4'-O-methylhonokiol increases levels of 2-arachidonoyl glycerol in mouse brain via selective inhibition of its COX-2-mediated oxygenation.J Neuroinflammation. 2015 May 13; 12:89.JN
BACKGROUND AND PURPOSE
4'-O-methylhonokiol (MH) is a natural product showing anti-inflammatory, anti-osteoclastogenic, and neuroprotective effects. MH was reported to modulate cannabinoid CB2 receptors as an inverse agonist for cAMP production and an agonist for intracellular [Ca2+]. It was recently shown that MH inhibits cAMP formation via CB2 receptors.
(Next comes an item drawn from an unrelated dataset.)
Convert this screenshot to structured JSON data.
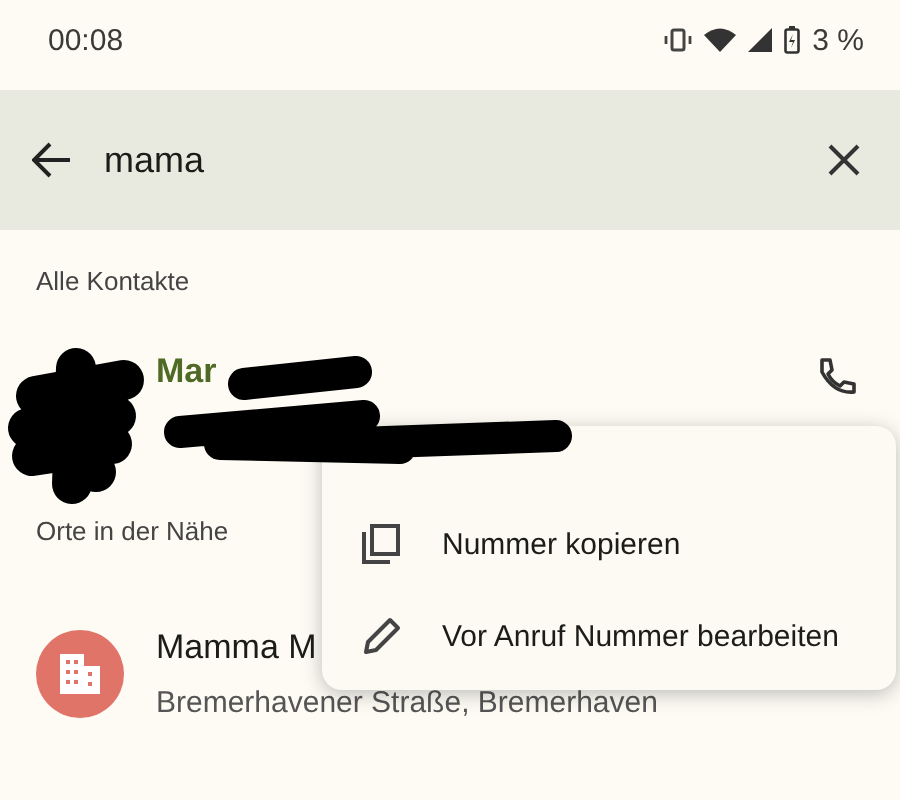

In this study, the exact modulation of MH on CB2 receptor activity was elucidated and its endocannabinoid substrate-specific inhibition (SSI) of cyclooxygenase-2 (COX-2) and CNS bioavailability are described for the first time.
CB2 receptor modulation ([35S]GTPγS, cAMP, and β-arrestin) by MH was measured in hCB2-transfected CHO-K1 cells and native conditions (HL60 cells and mouse spleen). The COX-2 SSI was investigated in RAW264.7 cells and in Swiss albino mice by targeted metabolomics using LC-MS/MS.
MH is a CB2 receptor agonist and a potent COX-2 SSI. It induced partial agonism in both the [35S]GTPγS binding and β-arrestin recruitment assays while being a full agonist in the cAMP pathway. MH selectively inhibited PGE2 glycerol ester formation (over PGE2) in RAW264.7 cells and significantly increased the levels of 2-AG in mouse brain in a dose-dependent manner (3 to 20 mg kg(-1)) without affecting other metabolites. After 7 h from intraperitoneal (i.p.) injection, MH was quantified in significant amounts in the brain (corresponding to 200 to 300 nM).
LC-MS/MS quantification shows that MH is bioavailable to the brain and under condition of inflammation exerts significant indirect effects on 2-AG levels. The biphenyl scaffold might serve as valuable source of dual CB2 receptor modulators and COX-2 SSIs as demonstrated by additional MH analogs that show similar effects. The combination of CB2 agonism and COX-2 SSI offers a yet unexplored polypharmacology with expected synergistic effects in neuroinflammatory diseases, thus providing a rationale for the diverse neuroprotective effects reported for MH in animal models.